Stored dataset items
========================================
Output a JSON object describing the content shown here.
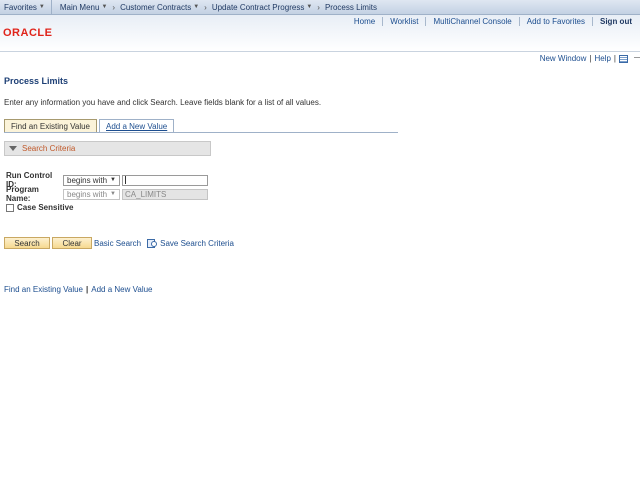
{
  "topnav": {
    "favorites": "Favorites",
    "main_menu": "Main Menu",
    "breadcrumb": [
      "Customer Contracts",
      "Update Contract Progress",
      "Process Limits"
    ]
  },
  "header": {
    "logo": "ORACLE",
    "links": [
      "Home",
      "Worklist",
      "MultiChannel Console",
      "Add to Favorites"
    ],
    "sign_out": "Sign out"
  },
  "utility": {
    "new_window": "New Window",
    "help": "Help",
    "separator": "|"
  },
  "page": {
    "title": "Process Limits",
    "instructions": "Enter any information you have and click Search. Leave fields blank for a list of all values."
  },
  "tabs": [
    {
      "label": "Find an Existing Value",
      "active": true
    },
    {
      "label": "Add a New Value",
      "active": false
    }
  ],
  "criteria": {
    "header": "Search Criteria",
    "run_control": {
      "label": "Run Control ID:",
      "operator": "begins with",
      "value": ""
    },
    "program_name": {
      "label": "Program Name:",
      "operator": "begins with",
      "value": "CA_LIMITS"
    },
    "case_sensitive": "Case Sensitive"
  },
  "actions": {
    "search": "Search",
    "clear": "Clear",
    "basic_search": "Basic Search",
    "save_search": "Save Search Criteria"
  },
  "bottom_links": {
    "find": "Find an Existing Value",
    "add": "Add a New Value",
    "separator": "|"
  },
  "colors": {
    "link": "#1d4e8f",
    "title": "#1d3f75",
    "brand": "#e0241b",
    "criteria_label": "#c0592a"
  }
}
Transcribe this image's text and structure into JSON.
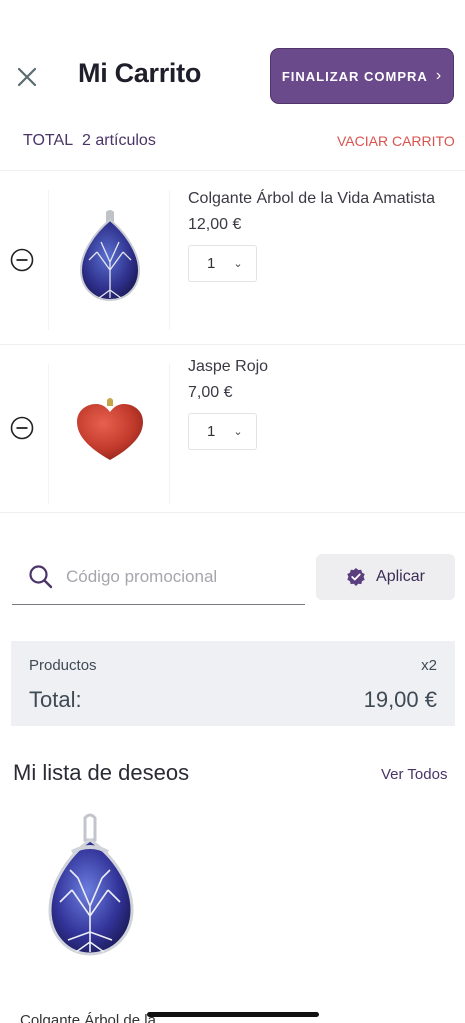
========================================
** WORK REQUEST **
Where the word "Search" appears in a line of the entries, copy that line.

** TASK ANSWER **
    "instructions": "Enter any information you have and click Search. Leave fields blank for a list of all values."
    "header": "Search Criteria",
    "search": "Search",
    "basic_search": "Basic Search",
    "save_search": "Save Search Criteria"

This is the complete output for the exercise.